If you remember the days of FTP, Gopher, Veronica, CompuServe and AOL, BBS downloads, then you remember how you had to keep track of all the individual details of different protocols, how to connect, what commands to use, and on and on and on.

Tim Berners-Lee designed his "WWW" client to have all of that knowledge built in. Users were supposed to just be able to specify the location (URL) of a file, and the software would take care of all of the details to access it. He also designed the HTTP protocol so that it could handle any kind of data, whether ASCII files or binary images or even database query results. That way the user would not have to know what they were asking for, other than the information they wanted.

Oh yes, I remember all that stuff.

The problem has been that Sir Tim's original conception didn't include widespread threats, bullying, and dishonesty. It gives me a satisfying feeling of schadenfreude to hear some of my contemporaries wailing about the rapidly reducing opportunities for anonymity that the web affords, not least due to their endless flame wars and terabytes of stolen copyright works.

If the web is getting over-complicated, over-monitored and over-intrusive, we would do well to ponder on how we got here.

Still, what can you say about something whose acronym contains more than twice as many syllables as it's full name :)

:-) Yeah. The Web was invented for particle physicists, who aren't generally as publicly rude as the average YouTube commenter :-/ (We can be vicious in private, but we don't like airing our dirty laundry).

I think if you pronounce it "dubya dubya dubya" it's not quite as bad :-)

World Wide Wait works for me or, in darker moments, Winky Wanky Woo, but lets not go there :)

The user may have been logged into a Google account. The Google-driven search returned an SSL (https:) URL, and included that method in the enclosed I'bles result URL.


That would seem to explain it. Not dangerous, but not clever either.

Using Firefox, I get a somewhat more informative message.

I believe the underlying problem is that Instructables is actually (as most sites are!) hosted by one of the large back-end services, presumably Fastly.com. When you use the https: protocol (look at the start of the URL you cited), that tells your browser to (a) encrypt traffic to and from the site; and (b) to request an authentication certificate from the site before accepting any data.
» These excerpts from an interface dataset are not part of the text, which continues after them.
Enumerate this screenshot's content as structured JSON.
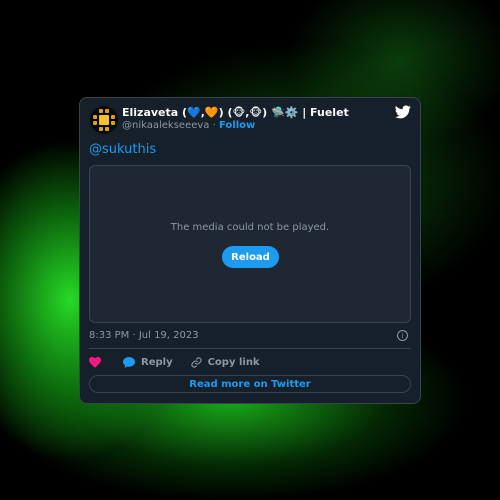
{
  "tweet": {
    "display_name": "Elizaveta (💙,🧡) (🐵,🐵) 🛸⚙️ | Fuelet",
    "handle": "@nikaalekseeeva",
    "separator": "·",
    "follow_label": "Follow",
    "mention": "@sukuthis",
    "media_message": "The media could not be played.",
    "reload_label": "Reload",
    "timestamp": "8:33 PM · Jul 19, 2023",
    "info_glyph": "i",
    "reply_label": "Reply",
    "copy_link_label": "Copy link",
    "read_more_label": "Read more on Twitter"
  },
  "icons": {
    "brand": "twitter-bird",
    "like": "heart",
    "reply": "speech-bubble",
    "copy": "link",
    "info": "info-circle"
  },
  "colors": {
    "card_bg": "#15202b",
    "border": "#38444d",
    "accent": "#1d9bf0",
    "heart": "#f91880",
    "muted": "#8b98a5",
    "text": "#f7f9f9"
  }
}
The trouble is that Instructables has not, apparently, contracted with Fastly to register their own valid certificate. Hence, when your browser asks for a valid certificate for "instructables.com", what it gets back is a certificate for a bunch of other sites hosted by Fastly, but not for Instructables itself.

I don't know why you have an https: URL, but if you change it to a simple unencrypted http: URL, you won't get the error and you will get valid Instructables content.
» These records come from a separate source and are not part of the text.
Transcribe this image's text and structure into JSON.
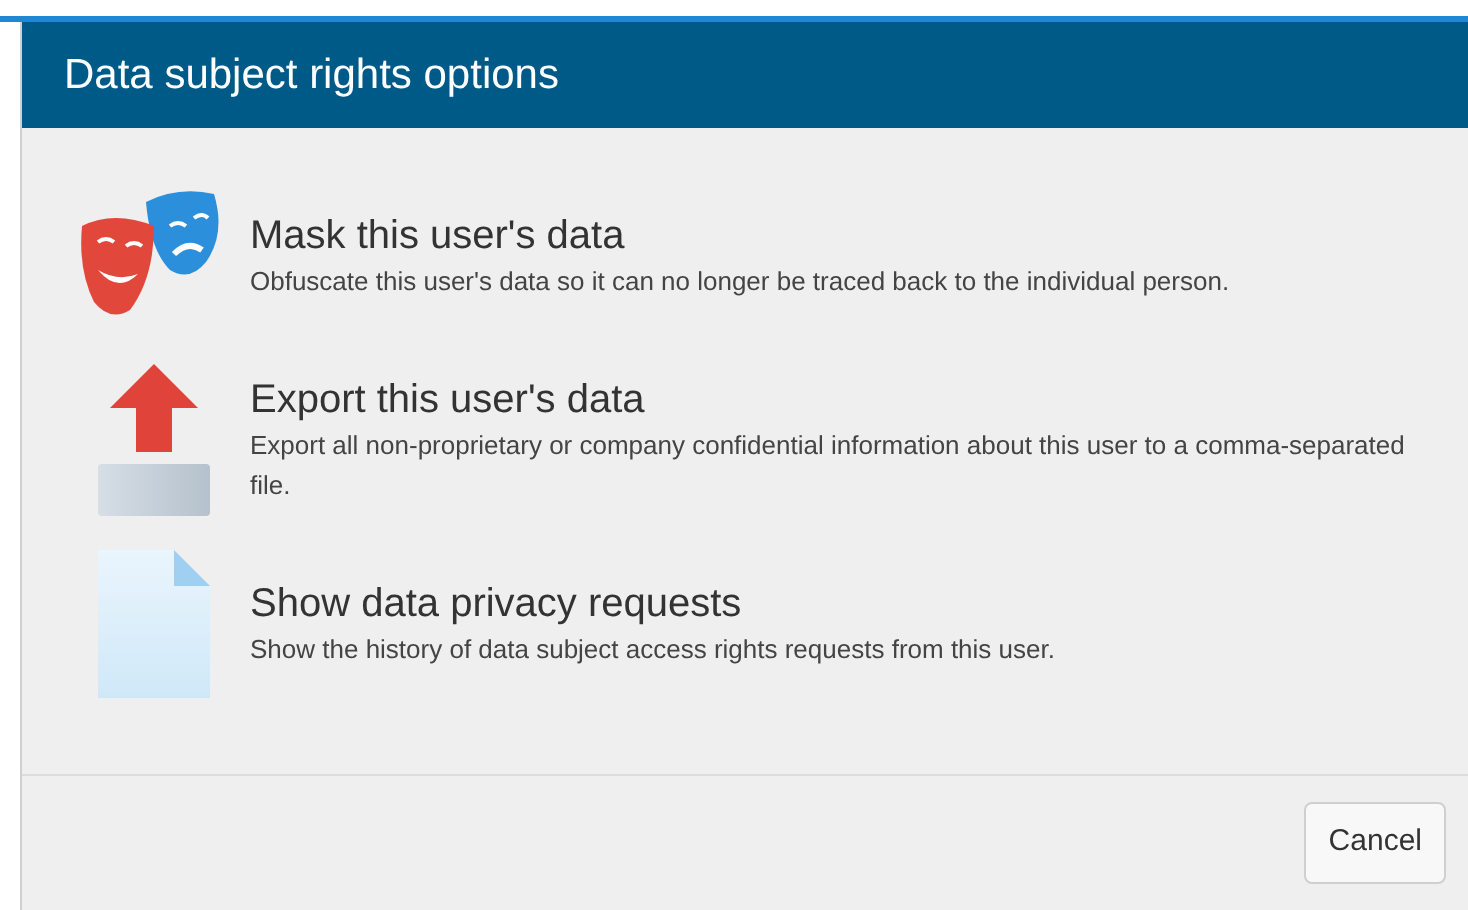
{
  "dialog": {
    "title": "Data subject rights options"
  },
  "options": [
    {
      "kind": "mask",
      "title": "Mask this user's data",
      "description": "Obfuscate this user's data so it can no longer be traced back to the individual person."
    },
    {
      "kind": "export",
      "title": "Export this user's data",
      "description": "Export all non-proprietary or company confidential information about this user to a comma-separated file."
    },
    {
      "kind": "requests",
      "title": "Show data privacy requests",
      "description": "Show the history of data subject access rights requests from this user."
    }
  ],
  "buttons": [
    {
      "label": "Cancel"
    }
  ]
}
I am also sending a report about this to <service (at) instructables.com>, so they can address it properly.

Many thanks for that clear explanation.

The thing that worried me was that the apparent url (i.e. the displayed url) was very different to the "true" url (the one that was actually invoked) which is a trick commonly used by phishers, amongst others.

To some extent Instructables is on a hiding to nothing, as their user base is probably more computer literate than most, and likely to be a target for "kids showing their chops" from time to time, and the complexity of the site is inevitably going to leave the occasional hole.

Thanks again.

That weird complicated URL is the way Google gives you its search results. Google embeds the actual URL as an "argument" to their own site, so they can record it in their database if you select it. The actual URL that caused your warning message was the part beginning https://www.instructables.com/....

Hmm. Perhaps a little too clever?

Is it true to say that the offending bit is actually the "s" of "https"?

Yes. The "s" stands for "secure." Sites which support the HTTPS protocol include an authentication system so that your browser can "guarantee" that the site is who you think it is, and also provide a public key (from a public/private key pair) so that the data is encrypted.

The problem here is simply that Instructables (really, their service provider) is not sending the correct authentication.